When you retype the records that follow, keep each word as it is and drop any pictures.
::: Exercise inputs
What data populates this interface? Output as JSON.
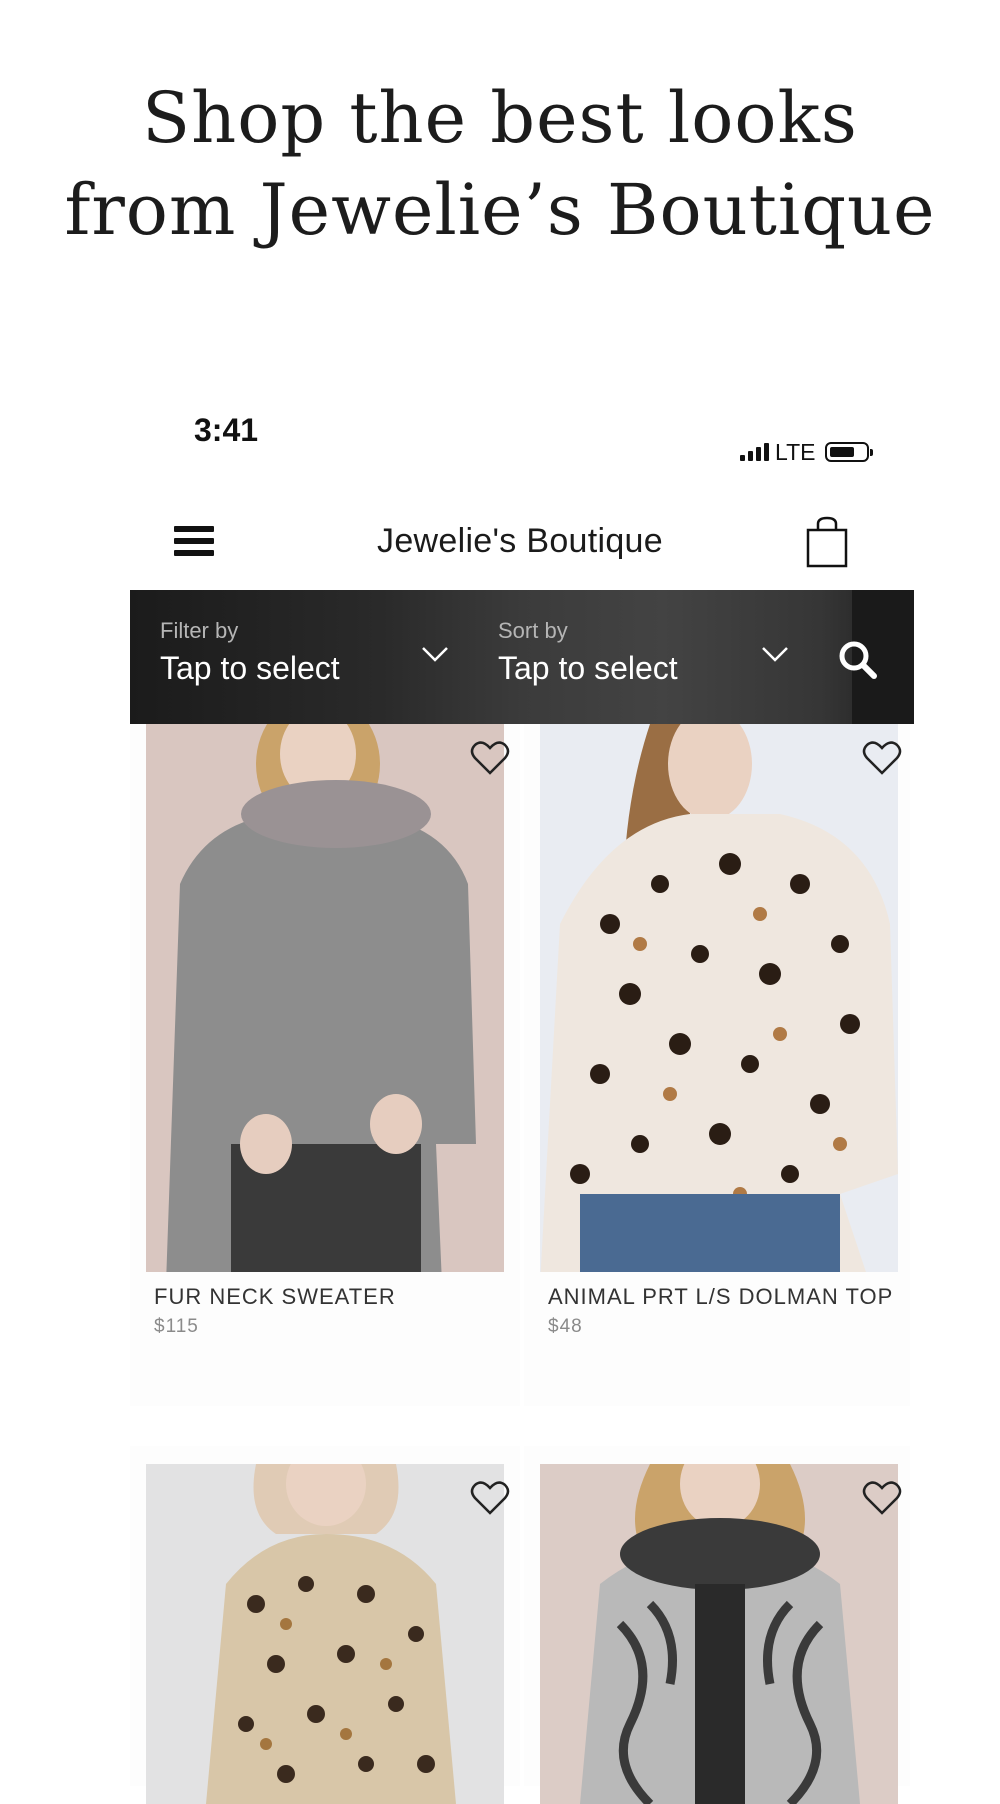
{
  "promo": {
    "line1": "Shop the best looks",
    "line2": "from Jewelie’s Boutique"
  },
  "status_bar": {
    "time": "3:41",
    "carrier": "LTE"
  },
  "header": {
    "title": "Jewelie's Boutique"
  },
  "filter_bar": {
    "filter_label": "Filter by",
    "filter_value": "Tap to select",
    "sort_label": "Sort by",
    "sort_value": "Tap to select"
  },
  "products": [
    {
      "name": "FUR NECK SWEATER",
      "price": "$115"
    },
    {
      "name": "ANIMAL PRT L/S DOLMAN TOP",
      "price": "$48"
    },
    {
      "name": "",
      "price": ""
    },
    {
      "name": "",
      "price": ""
    }
  ],
  "colors": {
    "filter_bar_dark": "#1b1b1b",
    "filter_bar_mid": "#434343",
    "text_dark": "#1a1a1a",
    "price_gray": "#8a8a8a"
  }
}
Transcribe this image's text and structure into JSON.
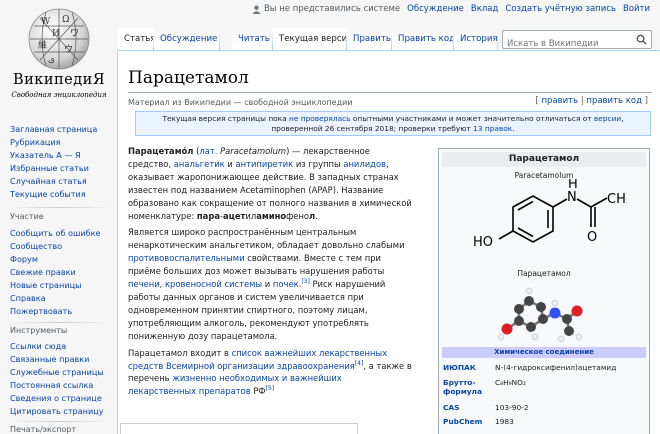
{
  "logo": {
    "name": "ВикипедиЯ",
    "tagline": "Свободная энциклопедия"
  },
  "personal": {
    "not_logged": "Вы не представились системе",
    "links": [
      "Обсуждение",
      "Вклад",
      "Создать учётную запись",
      "Войти"
    ]
  },
  "tabs": {
    "left": [
      {
        "label": "Статья",
        "selected": true
      },
      {
        "label": "Обсуждение",
        "selected": false
      }
    ],
    "right": [
      {
        "label": "Читать",
        "selected": false
      },
      {
        "label": "Текущая версия",
        "selected": true
      },
      {
        "label": "Править",
        "selected": false
      },
      {
        "label": "Править код",
        "selected": false
      },
      {
        "label": "История",
        "selected": false
      }
    ]
  },
  "search": {
    "placeholder": "Искать в Википедии"
  },
  "sidebar": {
    "nav": [
      "Заглавная страница",
      "Рубрикация",
      "Указатель А — Я",
      "Избранные статьи",
      "Случайная статья",
      "Текущие события"
    ],
    "participation_head": "Участие",
    "participation": [
      "Сообщить об ошибке",
      "Сообщество",
      "Форум",
      "Свежие правки",
      "Новые страницы",
      "Справка",
      "Пожертвовать"
    ],
    "tools_head": "Инструменты",
    "tools": [
      "Ссылки сюда",
      "Связанные правки",
      "Служебные страницы",
      "Постоянная ссылка",
      "Сведения о странице",
      "Цитировать страницу"
    ],
    "print_head": "Печать/экспорт"
  },
  "article": {
    "title": "Парацетамол",
    "from": "Материал из Википедии — свободной энциклопедии",
    "edit_open": "[",
    "edit": "править",
    "edit_sep": "|",
    "edit_code": "править код",
    "edit_close": "]",
    "notice": {
      "t1": "Текущая версия страницы пока ",
      "link1": "не проверялась",
      "t2": " опытными участниками и может значительно отличаться от ",
      "link2": "версии",
      "t3": ", проверенной 26 сентября 2018; проверки требуют ",
      "link3": "13 правок",
      "t4": "."
    },
    "p1": {
      "b1": "Парацетамо́л",
      "t1": " (",
      "l_lat": "лат.",
      "i_lat": " Paracetamolum",
      "t2": ") — лекарственное средство, ",
      "l1": "анальгетик",
      "t3": " и ",
      "l2": "антипиретик",
      "t4": " из группы ",
      "l3": "анилидов",
      "t5": ", оказывает жаропонижающее действие. В западных странах известен под названием Acetaminophen (APAP). Название образовано как сокращение от полного названия в химической номенклатуре: ",
      "b2": "пара",
      "t6": "-",
      "b3": "ацет",
      "t7": "ил",
      "b4": "амино",
      "t8": "фено",
      "b5": "л",
      "t9": "."
    },
    "p2": {
      "t1": "Является широко распространённым центральным ненаркотическим анальгетиком, обладает довольно слабыми ",
      "l1": "противовоспалительными",
      "t2": " свойствами. Вместе с тем при приёме больших доз может вызывать нарушения работы ",
      "l2": "печени",
      "t3": ", ",
      "l3": "кровеносной системы",
      "t4": " и ",
      "l4": "почек",
      "t5": ".",
      "ref": "[3]",
      "t6": " Риск нарушений работы данных органов и систем увеличивается при одновременном принятии спиртного, поэтому лицам, употребляющим алкоголь, рекомендуют употреблять пониженную дозу парацетамола."
    },
    "p3": {
      "t1": "Парацетамол входит в ",
      "l1": "список важнейших лекарственных средств Всемирной организации здравоохранения",
      "ref1": "[4]",
      "t2": ", а также в перечень ",
      "l2": "жизненно необходимых и важнейших лекарственных препаратов",
      "t3": " РФ",
      "ref2": "[5]"
    }
  },
  "infobox": {
    "title": "Парацетамол",
    "name_latin": "Paracetamolum",
    "name_ru": "Парацетамол",
    "structure_labels": {
      "nh": "N",
      "h": "H",
      "ho": "HO",
      "o": "O",
      "ch3": "CH₃"
    },
    "section": "Химическое соединение",
    "rows": [
      {
        "label": "ИЮПАК",
        "value": "N-(4-гидроксифенил)ацетамид"
      },
      {
        "label": "Брутто-формула",
        "value": "C₈H₉NO₂"
      },
      {
        "label": "CAS",
        "value": "103-90-2"
      },
      {
        "label": "PubChem",
        "value": "1983"
      }
    ]
  }
}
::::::
## Answer to the exercise
What data populates this interface? Output as JSON.
{
  "promo": {
    "line1": "Shop the best looks",
    "line2": "from Jewelie’s Boutique"
  },
  "status_bar": {
    "time": "3:41",
    "carrier": "LTE"
  },
  "header": {
    "title": "Jewelie's Boutique"
  },
  "filter_bar": {
    "filter_label": "Filter by",
    "filter_value": "Tap to select",
    "sort_label": "Sort by",
    "sort_value": "Tap to select"
  },
  "products": [
    {
      "name": "FUR NECK SWEATER",
      "price": "$115"
    },
    {
      "name": "ANIMAL PRT L/S DOLMAN TOP",
      "price": "$48"
    },
    {
      "name": "",
      "price": ""
    },
    {
      "name": "",
      "price": ""
    }
  ],
  "colors": {
    "filter_bar_dark": "#1b1b1b",
    "filter_bar_mid": "#434343",
    "text_dark": "#1a1a1a",
    "price_gray": "#8a8a8a"
  }
}
Transcribe this image's text and structure into JSON.
{
  "logo": {
    "name": "ВикипедиЯ",
    "tagline": "Свободная энциклопедия"
  },
  "personal": {
    "not_logged": "Вы не представились системе",
    "links": [
      "Обсуждение",
      "Вклад",
      "Создать учётную запись",
      "Войти"
    ]
  },
  "tabs": {
    "left": [
      {
        "label": "Статья",
        "selected": true
      },
      {
        "label": "Обсуждение",
        "selected": false
      }
    ],
    "right": [
      {
        "label": "Читать",
        "selected": false
      },
      {
        "label": "Текущая версия",
        "selected": true
      },
      {
        "label": "Править",
        "selected": false
      },
      {
        "label": "Править код",
        "selected": false
      },
      {
        "label": "История",
        "selected": false
      }
    ]
  },
  "search": {
    "placeholder": "Искать в Википедии"
  },
  "sidebar": {
    "nav": [
      "Заглавная страница",
      "Рубрикация",
      "Указатель А — Я",
      "Избранные статьи",
      "Случайная статья",
      "Текущие события"
    ],
    "participation_head": "Участие",
    "participation": [
      "Сообщить об ошибке",
      "Сообщество",
      "Форум",
      "Свежие правки",
      "Новые страницы",
      "Справка",
      "Пожертвовать"
    ],
    "tools_head": "Инструменты",
    "tools": [
      "Ссылки сюда",
      "Связанные правки",
      "Служебные страницы",
      "Постоянная ссылка",
      "Сведения о странице",
      "Цитировать страницу"
    ],
    "print_head": "Печать/экспорт"
  },
  "article": {
    "title": "Парацетамол",
    "from": "Материал из Википедии — свободной энциклопедии",
    "edit_open": "[",
    "edit": "править",
    "edit_sep": "|",
    "edit_code": "править код",
    "edit_close": "]",
    "notice": {
      "t1": "Текущая версия страницы пока ",
      "link1": "не проверялась",
      "t2": " опытными участниками и может значительно отличаться от ",
      "link2": "версии",
      "t3": ", проверенной 26 сентября 2018; проверки требуют ",
      "link3": "13 правок",
      "t4": "."
    },
    "p1": {
      "b1": "Парацетамо́л",
      "t1": " (",
      "l_lat": "лат.",
      "i_lat": " Paracetamolum",
      "t2": ") — лекарственное средство, ",
      "l1": "анальгетик",
      "t3": " и ",
      "l2": "антипиретик",
      "t4": " из группы ",
      "l3": "анилидов",
      "t5": ", оказывает жаропонижающее действие. В западных странах известен под названием Acetaminophen (APAP). Название образовано как сокращение от полного названия в химической номенклатуре: ",
      "b2": "пара",
      "t6": "-",
      "b3": "ацет",
      "t7": "ил",
      "b4": "амино",
      "t8": "фено",
      "b5": "л",
      "t9": "."
    },
    "p2": {
      "t1": "Является широко распространённым центральным ненаркотическим анальгетиком, обладает довольно слабыми ",
      "l1": "противовоспалительными",
      "t2": " свойствами. Вместе с тем при приёме больших доз может вызывать нарушения работы ",
      "l2": "печени",
      "t3": ", ",
      "l3": "кровеносной системы",
      "t4": " и ",
      "l4": "почек",
      "t5": ".",
      "ref": "[3]",
      "t6": " Риск нарушений работы данных органов и систем увеличивается при одновременном принятии спиртного, поэтому лицам, употребляющим алкоголь, рекомендуют употреблять пониженную дозу парацетамола."
    },
    "p3": {
      "t1": "Парацетамол входит в ",
      "l1": "список важнейших лекарственных средств Всемирной организации здравоохранения",
      "ref1": "[4]",
      "t2": ", а также в перечень ",
      "l2": "жизненно необходимых и важнейших лекарственных препаратов",
      "t3": " РФ",
      "ref2": "[5]"
    }
  },
  "infobox": {
    "title": "Парацетамол",
    "name_latin": "Paracetamolum",
    "name_ru": "Парацетамол",
    "structure_labels": {
      "nh": "N",
      "h": "H",
      "ho": "HO",
      "o": "O",
      "ch3": "CH₃"
    },
    "section": "Химическое соединение",
    "rows": [
      {
        "label": "ИЮПАК",
        "value": "N-(4-гидроксифенил)ацетамид"
      },
      {
        "label": "Брутто-формула",
        "value": "C₈H₉NO₂"
      },
      {
        "label": "CAS",
        "value": "103-90-2"
      },
      {
        "label": "PubChem",
        "value": "1983"
      }
    ]
  }
}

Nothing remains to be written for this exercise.